As the foot-and-mouth crisis continues, the economic effect on
businesses outside the farming industry is also mounting. Already hit
hard, the leisure and tourist industries are suffering seriously as
potential visitors from abroad are cancelling trips to Britain.
Advertising by the food industry has also been cut substantially, with
Waitrose cancelling its latest campaign and the Meat and Livestock
commission withdrawing television advertisements for beef and shelving
plans for promoting lamb this Easter. A spokesman for McDonalds,
however, refused to confirm reports that its own £5m television
advertising campaign for burgers had also been cancelled.
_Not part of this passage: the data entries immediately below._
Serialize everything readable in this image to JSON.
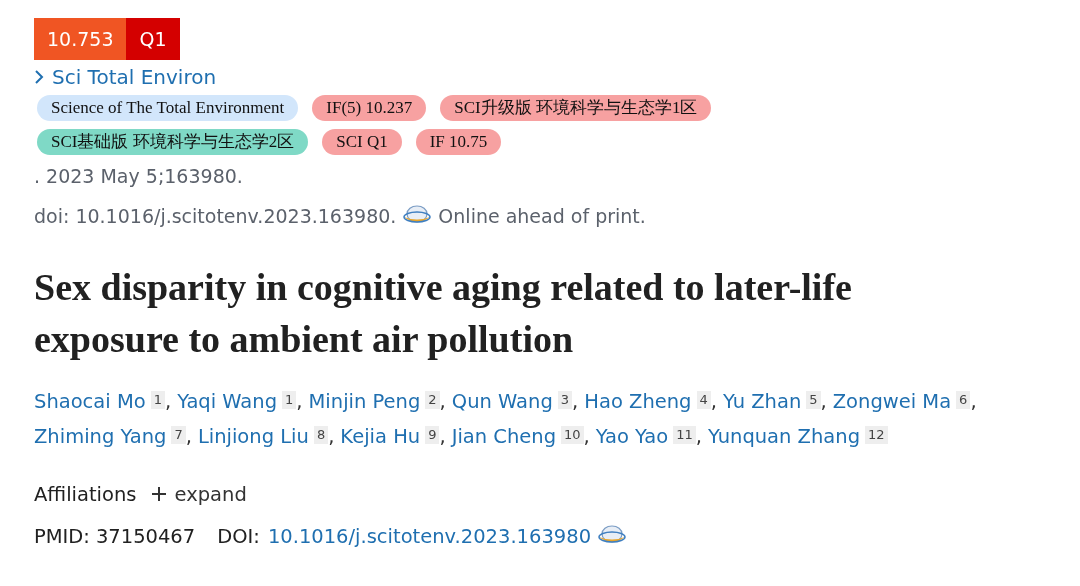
{
  "impact_badge": {
    "value": "10.753",
    "quartile": "Q1"
  },
  "journal_link": {
    "text": "Sci Total Environ"
  },
  "tag_rows": [
    [
      {
        "text": "Science of The Total Environment",
        "color": "#d2e6fb"
      },
      {
        "text": "IF(5) 10.237",
        "color": "#f7a1a1"
      },
      {
        "text": "SCI升级版 环境科学与生态学1区",
        "color": "#f7a1a1"
      }
    ],
    [
      {
        "text": "SCI基础版 环境科学与生态学2区",
        "color": "#7fd9c6"
      },
      {
        "text": "SCI Q1",
        "color": "#f7a1a1"
      },
      {
        "text": "IF 10.75",
        "color": "#f7a1a1"
      }
    ]
  ],
  "date_line": ". 2023 May 5;163980.",
  "doi_line": {
    "text": "doi: 10.1016/j.scitotenv.2023.163980.",
    "note": "Online ahead of print."
  },
  "title": "Sex disparity in cognitive aging related to later-life exposure to ambient air pollution",
  "author_lines": [
    [
      {
        "name": "Shaocai Mo",
        "aff": "1",
        "sep": ","
      },
      {
        "name": "Yaqi Wang",
        "aff": "1",
        "sep": ","
      },
      {
        "name": "Minjin Peng",
        "aff": "2",
        "sep": ","
      },
      {
        "name": "Qun Wang",
        "aff": "3",
        "sep": ","
      },
      {
        "name": "Hao Zheng",
        "aff": "4",
        "sep": ","
      },
      {
        "name": "Yu Zhan",
        "aff": "5",
        "sep": ","
      },
      {
        "name": "Zongwei Ma",
        "aff": "6",
        "sep": ","
      }
    ],
    [
      {
        "name": "Zhiming Yang",
        "aff": "7",
        "sep": ","
      },
      {
        "name": "Linjiong Liu",
        "aff": "8",
        "sep": ","
      },
      {
        "name": "Kejia Hu",
        "aff": "9",
        "sep": ","
      },
      {
        "name": "Jian Cheng",
        "aff": "10",
        "sep": ","
      },
      {
        "name": "Yao Yao",
        "aff": "11",
        "sep": ","
      },
      {
        "name": "Yunquan Zhang",
        "aff": "12"
      }
    ]
  ],
  "affiliations": {
    "label": "Affiliations",
    "toggle": "expand"
  },
  "identifiers": {
    "pmid_label": "PMID:",
    "pmid": "37150467",
    "doi_label": "DOI:",
    "doi": "10.1016/j.scitotenv.2023.163980"
  }
}
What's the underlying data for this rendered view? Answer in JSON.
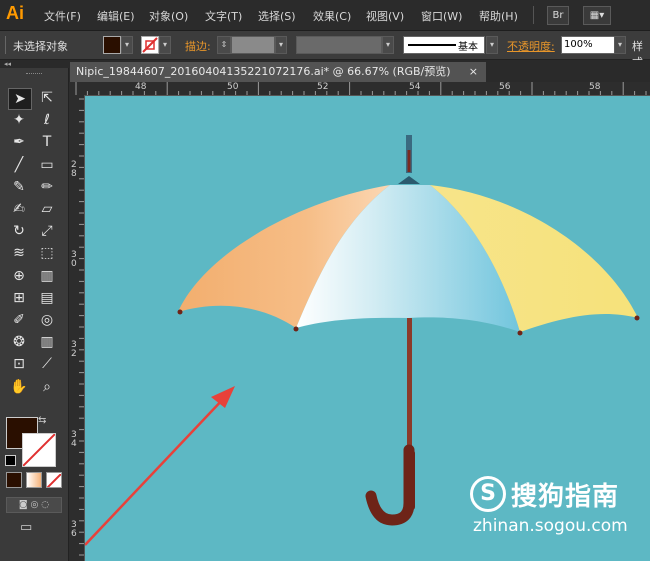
{
  "app": {
    "logo": "Ai"
  },
  "menu": [
    "文件(F)",
    "编辑(E)",
    "对象(O)",
    "文字(T)",
    "选择(S)",
    "效果(C)",
    "视图(V)",
    "窗口(W)",
    "帮助(H)"
  ],
  "top_right": {
    "bridge": "Br",
    "workspace": "▦▾"
  },
  "control": {
    "selection_status": "未选择对象",
    "stroke_label": "描边:",
    "stroke_style": "基本",
    "opacity_label": "不透明度:",
    "opacity_value": "100%",
    "style_label": "样式",
    "fill_color": "#2a0f00"
  },
  "document": {
    "tab_title": "Nipic_19844607_20160404135221072176.ai*  @  66.67%  (RGB/预览)",
    "close": "×"
  },
  "ruler": {
    "h_labels": [
      "48",
      "50",
      "52",
      "54",
      "56",
      "58"
    ],
    "v_labels": [
      "2\n8",
      "3\n0",
      "3\n2",
      "3\n4",
      "3\n6"
    ]
  },
  "canvas": {
    "background": "#5db8c4"
  },
  "watermark": {
    "brand": "搜狗指南",
    "url": "zhinan.sogou.com"
  },
  "tools": {
    "toolbar_collapse": "◂◂",
    "items": [
      "selection-icon",
      "direct-selection-icon",
      "magic-wand-icon",
      "lasso-icon",
      "pen-icon",
      "type-icon",
      "line-icon",
      "rectangle-icon",
      "paintbrush-icon",
      "pencil-icon",
      "blob-brush-icon",
      "eraser-icon",
      "rotate-icon",
      "scale-icon",
      "warp-icon",
      "free-transform-icon",
      "shape-builder-icon",
      "graph-icon",
      "mesh-icon",
      "gradient-icon",
      "eyedropper-icon",
      "blend-icon",
      "symbol-sprayer-icon",
      "column-graph-icon",
      "artboard-icon",
      "slice-icon",
      "hand-icon",
      "zoom-icon"
    ]
  }
}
With a General election likely in the next few months even if a decision is made to delay it even further because of the foot-and-mouth crisis, Tony Blair’s government is facing a series of blistering attacks from the Mayor of London, Ken Livingstone. John Prescott’s plans for privatisation of London Underground have been met with the threat of legal action from London’s Transport Commissioner, Bob Kiley, whose actions have been wholeheartedly supported by Mr Livingstone. Thursday’s strike by workers on London Underground in protest at the privatisation left only three lines running and also apparently had the tacit support of Ken Livingstone, although he himself was forced to walk to work and the Corporation of London reported that the strike had cost the City at least £100 million.
As the London Underground battle grows, we also hear that Ken Livingstone has taken the unusual step of allowing cartoonist and satirist Martin Rowson unlimited access to the Greater London Authority and the Mayor’s Office itself. Although this is an "official appointment", it seems that Mr Livingstone cannot, on this occasion, be accused of wasting too much taxpayers’ money. Martin Rowson will receive payment in the form of one pint of London Pride per year for his labours.
We hear of a major problem that will be facing residents of Broxburn,
near Edinburgh, from tomorrow 1st April. According to
Edinburgh city surveyors, many residents will be forced to leave their
homes while a seismic survey takes place. The survey, measuring the
echoes produced by explosive charges to be detonated in the centre of
most streets, will establish whether caves beneath the town pose a risk
to buildings in the area. The caves, known to scientists for over 50
years, are thought to have been created at least a hundred million years
ago by burrowing dinosaurs who may have dug them in an effort to escape
the spreading polar icecap. "Local residents should not be too
concerned," said Andrew McCon, from the city surveyor’s
department, "It is highly unlikely that the caves will be a danger
to residents. We are just being cautious." He added that the
seismic charges could cause damage to some buildings in the areas where
larger charges would be needed to enable an effective reading, but
stressed that he believed the only streets to be seriously affected
would be Galloway Crescent and those directly connected.
31st March 2001